A strong proponent of closer India-US ties since his days as a senator in the 1970s, US President-elect Joe Biden had played a key role in getting the approval of the Senate for the civil nuclear deal between the two countries in 2008 and even co-sponsored several legislations on countering terrorism.
In August 2001, Biden, as the chairman of the Senate Foreign Relations Committee, wrote a letter to the then President George W Bush calling for the removal of sanctions against India.
In the midst of hectic negotiations between the two countries to conclude the civil nuclear deal, Biden was a critical ally for India in the Senate
The deal had laid a strong foundation for the deepening of ties between the two leading democracies.
"Biden was Vice President under President Barack Obama and he was very much part of the development of the relationship. The Indo-Pacific partnership took off under Obama," said noted strategic affairs expert P S Raghavan.
Prime Minister Narendra Modi, in a congratulatory tweet on Saturday night, mentioned Biden's "critical and invaluable" contribution in strengthening the Indo-US relations during his tenure as Vice President and said he was looking forward to working closely together once again to take ties to greater heights.
As Vice President, Biden visited India in July 2013 on a four-day trip. He called on the then President Pranab Mukherjee, met the then Vice President Hamid Ansari and visited Gandhi Smriti Museum in Delhi.
He also visited Mumbai where he met a group of business leaders at a round table and delivered a policy speech at the Bombay Stock Exchange.
During Prime Minister Modi's visit to the US in September 2014, Vice President Biden hosted lunch for him.
The strategic and defence ties between India and the US witnessed major expansion during Barack Obama's presidency and Biden had played a key role in it.
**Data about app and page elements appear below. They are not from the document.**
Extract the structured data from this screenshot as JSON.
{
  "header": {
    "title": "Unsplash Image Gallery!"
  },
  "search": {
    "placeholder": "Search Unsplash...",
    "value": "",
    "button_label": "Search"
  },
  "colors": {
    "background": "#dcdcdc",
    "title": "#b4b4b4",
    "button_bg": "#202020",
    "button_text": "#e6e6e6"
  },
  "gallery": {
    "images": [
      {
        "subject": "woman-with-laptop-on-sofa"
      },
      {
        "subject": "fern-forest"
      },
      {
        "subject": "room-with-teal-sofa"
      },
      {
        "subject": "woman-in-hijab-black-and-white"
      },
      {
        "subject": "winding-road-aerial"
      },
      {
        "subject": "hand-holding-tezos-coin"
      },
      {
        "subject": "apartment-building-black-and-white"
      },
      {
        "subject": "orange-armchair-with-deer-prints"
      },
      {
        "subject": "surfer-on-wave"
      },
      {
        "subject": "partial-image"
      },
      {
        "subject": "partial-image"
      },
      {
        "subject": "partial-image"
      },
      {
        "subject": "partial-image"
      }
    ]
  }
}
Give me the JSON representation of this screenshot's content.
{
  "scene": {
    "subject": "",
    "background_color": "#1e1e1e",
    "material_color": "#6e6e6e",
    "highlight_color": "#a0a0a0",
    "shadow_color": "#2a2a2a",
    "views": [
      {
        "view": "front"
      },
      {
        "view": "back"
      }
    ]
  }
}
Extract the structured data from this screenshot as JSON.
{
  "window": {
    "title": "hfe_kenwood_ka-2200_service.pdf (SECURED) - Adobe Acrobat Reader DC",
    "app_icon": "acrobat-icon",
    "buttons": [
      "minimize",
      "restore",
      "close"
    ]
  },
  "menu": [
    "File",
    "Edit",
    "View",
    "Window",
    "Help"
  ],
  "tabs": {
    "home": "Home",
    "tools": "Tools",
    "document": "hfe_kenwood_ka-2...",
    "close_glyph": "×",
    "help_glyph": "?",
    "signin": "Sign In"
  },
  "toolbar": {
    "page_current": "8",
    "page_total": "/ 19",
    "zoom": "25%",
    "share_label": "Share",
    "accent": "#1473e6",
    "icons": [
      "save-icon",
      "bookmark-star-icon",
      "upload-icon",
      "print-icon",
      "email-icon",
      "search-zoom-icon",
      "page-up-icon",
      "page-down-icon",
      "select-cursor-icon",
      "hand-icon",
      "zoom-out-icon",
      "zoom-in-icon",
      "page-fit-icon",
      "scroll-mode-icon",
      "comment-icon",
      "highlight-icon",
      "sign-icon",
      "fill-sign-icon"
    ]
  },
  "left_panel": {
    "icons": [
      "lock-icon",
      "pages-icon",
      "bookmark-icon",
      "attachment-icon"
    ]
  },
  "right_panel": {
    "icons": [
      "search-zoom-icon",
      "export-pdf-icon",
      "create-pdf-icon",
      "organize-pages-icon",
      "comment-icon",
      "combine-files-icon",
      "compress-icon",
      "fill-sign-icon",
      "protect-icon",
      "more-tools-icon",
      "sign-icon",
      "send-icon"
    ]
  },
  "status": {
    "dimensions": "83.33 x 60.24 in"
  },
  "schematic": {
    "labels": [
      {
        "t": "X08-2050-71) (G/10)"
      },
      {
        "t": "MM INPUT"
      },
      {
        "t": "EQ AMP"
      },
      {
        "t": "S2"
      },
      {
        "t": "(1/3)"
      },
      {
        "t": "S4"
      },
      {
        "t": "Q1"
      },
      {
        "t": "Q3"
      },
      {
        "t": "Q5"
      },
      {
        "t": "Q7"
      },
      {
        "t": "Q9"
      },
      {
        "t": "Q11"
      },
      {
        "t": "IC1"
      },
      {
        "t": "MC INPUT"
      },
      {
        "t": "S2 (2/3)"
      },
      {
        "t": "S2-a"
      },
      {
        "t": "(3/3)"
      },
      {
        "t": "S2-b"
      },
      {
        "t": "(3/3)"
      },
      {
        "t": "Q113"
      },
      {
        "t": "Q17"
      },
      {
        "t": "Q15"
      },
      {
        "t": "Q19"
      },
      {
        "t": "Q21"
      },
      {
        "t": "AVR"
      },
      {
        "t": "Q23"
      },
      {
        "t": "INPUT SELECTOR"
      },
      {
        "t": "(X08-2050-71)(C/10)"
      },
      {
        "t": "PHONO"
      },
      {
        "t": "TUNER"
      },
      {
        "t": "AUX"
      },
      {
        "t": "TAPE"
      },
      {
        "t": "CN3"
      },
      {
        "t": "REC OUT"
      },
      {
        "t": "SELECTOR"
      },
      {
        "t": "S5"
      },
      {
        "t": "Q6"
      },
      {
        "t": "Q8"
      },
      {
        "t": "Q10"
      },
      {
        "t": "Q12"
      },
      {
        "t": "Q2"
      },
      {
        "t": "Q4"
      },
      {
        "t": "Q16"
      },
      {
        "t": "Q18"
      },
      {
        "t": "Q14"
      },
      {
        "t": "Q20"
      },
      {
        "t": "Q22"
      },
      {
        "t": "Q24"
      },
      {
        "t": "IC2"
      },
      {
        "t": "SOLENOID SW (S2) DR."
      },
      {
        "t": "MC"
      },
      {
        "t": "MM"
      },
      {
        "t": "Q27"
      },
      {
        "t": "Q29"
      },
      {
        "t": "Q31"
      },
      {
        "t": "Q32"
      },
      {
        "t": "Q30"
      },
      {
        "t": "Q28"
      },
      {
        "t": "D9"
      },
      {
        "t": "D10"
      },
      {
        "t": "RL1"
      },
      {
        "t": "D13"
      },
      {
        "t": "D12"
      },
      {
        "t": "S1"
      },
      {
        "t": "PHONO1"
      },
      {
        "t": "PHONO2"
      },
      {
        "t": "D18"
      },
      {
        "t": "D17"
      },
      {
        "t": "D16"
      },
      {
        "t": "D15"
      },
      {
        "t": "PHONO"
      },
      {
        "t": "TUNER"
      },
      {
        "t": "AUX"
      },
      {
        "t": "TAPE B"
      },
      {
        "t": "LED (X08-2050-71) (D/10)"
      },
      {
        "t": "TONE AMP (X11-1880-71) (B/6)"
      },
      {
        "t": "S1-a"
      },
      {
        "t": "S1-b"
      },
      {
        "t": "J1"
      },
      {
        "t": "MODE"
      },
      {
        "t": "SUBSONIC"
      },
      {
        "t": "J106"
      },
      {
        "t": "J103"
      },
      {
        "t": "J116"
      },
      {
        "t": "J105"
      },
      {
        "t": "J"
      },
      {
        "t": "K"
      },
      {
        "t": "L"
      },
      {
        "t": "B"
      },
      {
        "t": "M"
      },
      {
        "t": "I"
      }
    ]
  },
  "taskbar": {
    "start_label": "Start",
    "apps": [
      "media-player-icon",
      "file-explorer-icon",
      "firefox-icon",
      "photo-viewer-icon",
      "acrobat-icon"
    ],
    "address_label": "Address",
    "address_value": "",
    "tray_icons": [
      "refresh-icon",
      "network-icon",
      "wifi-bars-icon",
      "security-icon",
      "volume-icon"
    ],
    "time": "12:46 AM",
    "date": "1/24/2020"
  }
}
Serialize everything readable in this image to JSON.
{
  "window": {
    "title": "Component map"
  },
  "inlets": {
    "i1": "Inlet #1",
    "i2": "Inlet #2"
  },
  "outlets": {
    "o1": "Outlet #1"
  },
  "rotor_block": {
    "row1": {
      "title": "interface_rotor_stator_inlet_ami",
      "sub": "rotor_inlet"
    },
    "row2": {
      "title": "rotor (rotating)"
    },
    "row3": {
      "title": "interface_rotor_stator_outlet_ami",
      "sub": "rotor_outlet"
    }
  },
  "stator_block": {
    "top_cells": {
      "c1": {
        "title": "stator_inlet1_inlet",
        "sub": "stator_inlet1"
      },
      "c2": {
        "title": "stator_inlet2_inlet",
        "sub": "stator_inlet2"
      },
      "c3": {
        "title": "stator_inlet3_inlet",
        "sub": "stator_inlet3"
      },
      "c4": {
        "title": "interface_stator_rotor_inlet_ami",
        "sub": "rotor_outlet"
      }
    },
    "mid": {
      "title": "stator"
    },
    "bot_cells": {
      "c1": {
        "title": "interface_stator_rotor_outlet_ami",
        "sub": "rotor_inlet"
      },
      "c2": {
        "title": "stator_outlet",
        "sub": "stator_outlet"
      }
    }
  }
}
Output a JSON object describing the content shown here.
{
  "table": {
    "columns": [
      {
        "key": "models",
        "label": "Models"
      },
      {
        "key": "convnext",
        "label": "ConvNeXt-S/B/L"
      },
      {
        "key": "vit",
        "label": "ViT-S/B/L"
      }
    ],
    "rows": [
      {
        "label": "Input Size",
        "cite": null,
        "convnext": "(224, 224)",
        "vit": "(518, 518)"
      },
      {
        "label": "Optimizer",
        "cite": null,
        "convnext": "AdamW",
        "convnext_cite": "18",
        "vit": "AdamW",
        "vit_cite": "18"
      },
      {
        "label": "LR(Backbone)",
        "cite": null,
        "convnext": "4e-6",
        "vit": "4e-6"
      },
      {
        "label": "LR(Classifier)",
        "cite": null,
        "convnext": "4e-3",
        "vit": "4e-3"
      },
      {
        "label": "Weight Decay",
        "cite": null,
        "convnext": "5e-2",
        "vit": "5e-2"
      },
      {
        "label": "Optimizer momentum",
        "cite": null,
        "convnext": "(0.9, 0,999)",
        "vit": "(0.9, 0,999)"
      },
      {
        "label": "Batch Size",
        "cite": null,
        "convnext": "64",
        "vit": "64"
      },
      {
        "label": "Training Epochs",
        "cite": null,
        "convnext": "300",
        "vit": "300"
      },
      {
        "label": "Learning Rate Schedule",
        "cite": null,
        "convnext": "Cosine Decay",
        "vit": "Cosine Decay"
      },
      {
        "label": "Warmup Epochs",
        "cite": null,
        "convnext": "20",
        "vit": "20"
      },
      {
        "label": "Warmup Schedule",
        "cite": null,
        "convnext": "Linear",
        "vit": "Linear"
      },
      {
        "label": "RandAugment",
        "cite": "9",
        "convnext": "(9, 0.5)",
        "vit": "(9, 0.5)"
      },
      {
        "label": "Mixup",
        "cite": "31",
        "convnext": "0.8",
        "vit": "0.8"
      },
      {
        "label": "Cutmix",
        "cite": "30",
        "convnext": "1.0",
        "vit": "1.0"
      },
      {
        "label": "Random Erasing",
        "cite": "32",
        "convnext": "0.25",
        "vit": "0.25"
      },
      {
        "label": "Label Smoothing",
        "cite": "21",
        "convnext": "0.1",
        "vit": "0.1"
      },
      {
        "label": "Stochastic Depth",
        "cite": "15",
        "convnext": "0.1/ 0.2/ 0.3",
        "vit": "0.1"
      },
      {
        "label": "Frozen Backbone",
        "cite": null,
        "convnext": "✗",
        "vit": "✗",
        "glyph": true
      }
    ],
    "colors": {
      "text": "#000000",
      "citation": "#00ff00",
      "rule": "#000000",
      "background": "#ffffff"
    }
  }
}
It was the Obama administration in 2016 which designated India as a “Major Defense Partner” of the US intending to elevate defence trade and technology sharing to a level commensurate with that of its closest allies and partners.
The Obama administration had supported India’s claim to permanent membership of the UN Security Council and significantly boosted cooperation with India to fight terrorism.
In his campaign documents, Biden spoke about his vision for the US-India partnership as well as on standing with India in facing threats in the region.
"I see continuity and absolutely no hiccups along the way. There will definitely be a change in nuance in the approach. There was a great deal of emphasis on the strategic dimension of the relations under President Donald Trump that will continue under Biden," said Raghavan.
The ties between India and the US have witnessed a major expansion in the last few years.
The nearly four-million-strong Indian diaspora in the US has played an important role in this regard.
The US is India's largest trading partner, with a combined value of trade in goods and services at USD 149 billion in 2019.
As of 2019, US direct investments in India were estimated at about USD 45.9 billion, whereas Indian foreign direct investment in the US was estimated at USD 16.7 billion.
The bilateral Strategic Energy Partnership (SEP) has also witnessed increasing diversification across both conventional and renewable energy sources. With India importing crude and LNG from the US in recent years, the US has emerged as a key partner for India's energy security.
The two countries elevated the ties to a Comprehensive Global Strategic Partnership in February 2020.
In the defence and strategic sphere, their cooperation has witnessed significant expansion.
The two countries inked the Logistics Exchange Memorandum of Agreement (LEMOA) in 2016 that allows their militaries to use each other's bases for repair and replenishment of supplies as well as provide for deeper cooperation.
The two countries signed another pact called COMCASA (Communications Compatibility and Security Agreement) in 2018 that provides for interoperability between the two militaries and provides for the sale of high-end technology from the US to India.
Last month, both sides inked the Basic Exchange and Cooperation Agreement (BECA) that provides for the sharing of high-end military technology, geospatial maps and classified satellite data between their militaries.
For in-depth, objective and more importantly balanced journalism, Click here to subscribe to Outlook Magazine